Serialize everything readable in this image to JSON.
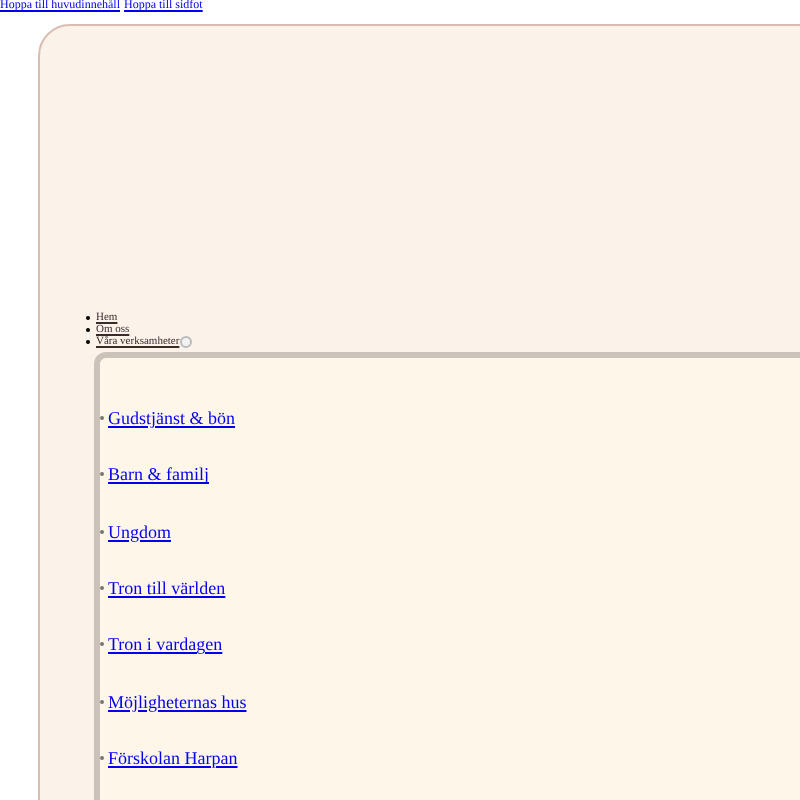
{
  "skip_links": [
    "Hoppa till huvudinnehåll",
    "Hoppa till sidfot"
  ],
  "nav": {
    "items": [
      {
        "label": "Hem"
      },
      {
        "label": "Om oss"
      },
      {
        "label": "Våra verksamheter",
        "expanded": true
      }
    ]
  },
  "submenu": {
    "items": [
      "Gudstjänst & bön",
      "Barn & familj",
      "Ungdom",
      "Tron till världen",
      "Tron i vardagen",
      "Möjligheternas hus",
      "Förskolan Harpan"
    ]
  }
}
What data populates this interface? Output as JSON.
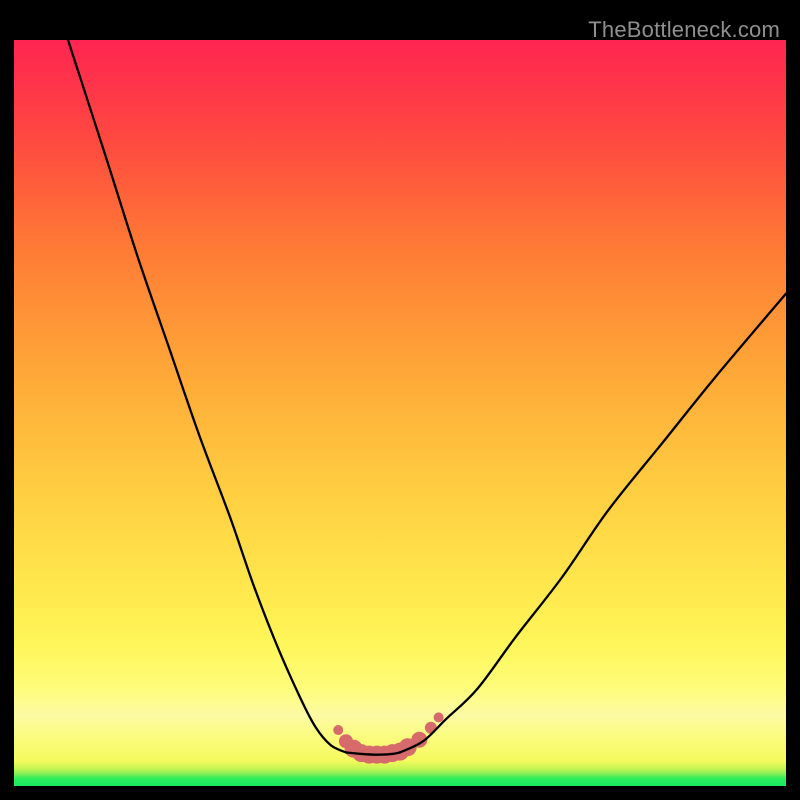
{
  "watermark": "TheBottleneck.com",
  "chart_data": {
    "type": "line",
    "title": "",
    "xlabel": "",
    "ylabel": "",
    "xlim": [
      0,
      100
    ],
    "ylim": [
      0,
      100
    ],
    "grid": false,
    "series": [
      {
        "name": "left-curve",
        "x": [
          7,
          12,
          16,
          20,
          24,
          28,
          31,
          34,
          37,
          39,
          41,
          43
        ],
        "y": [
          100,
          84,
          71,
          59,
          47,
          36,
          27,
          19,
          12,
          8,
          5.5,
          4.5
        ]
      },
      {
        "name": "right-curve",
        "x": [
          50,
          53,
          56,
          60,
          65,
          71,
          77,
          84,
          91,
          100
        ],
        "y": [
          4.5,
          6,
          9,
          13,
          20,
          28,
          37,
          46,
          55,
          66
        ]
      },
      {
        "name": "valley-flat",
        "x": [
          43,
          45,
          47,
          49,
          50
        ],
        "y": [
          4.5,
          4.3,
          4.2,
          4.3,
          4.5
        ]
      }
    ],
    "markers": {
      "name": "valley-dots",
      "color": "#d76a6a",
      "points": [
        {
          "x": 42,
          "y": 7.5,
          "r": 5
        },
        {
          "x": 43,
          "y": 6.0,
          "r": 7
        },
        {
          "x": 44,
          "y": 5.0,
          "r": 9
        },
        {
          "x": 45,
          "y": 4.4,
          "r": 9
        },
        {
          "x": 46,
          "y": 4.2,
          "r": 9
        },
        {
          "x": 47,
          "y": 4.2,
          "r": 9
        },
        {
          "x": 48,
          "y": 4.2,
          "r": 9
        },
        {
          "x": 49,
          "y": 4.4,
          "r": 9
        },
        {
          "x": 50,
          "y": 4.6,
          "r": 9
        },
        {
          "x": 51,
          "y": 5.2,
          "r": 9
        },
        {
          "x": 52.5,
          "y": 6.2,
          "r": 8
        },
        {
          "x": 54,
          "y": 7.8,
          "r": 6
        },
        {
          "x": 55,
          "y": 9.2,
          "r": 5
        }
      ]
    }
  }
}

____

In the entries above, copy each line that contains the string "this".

Exercise response:
Serialize everything readable in this image to JSON.
What data populates this interface? Output as JSON.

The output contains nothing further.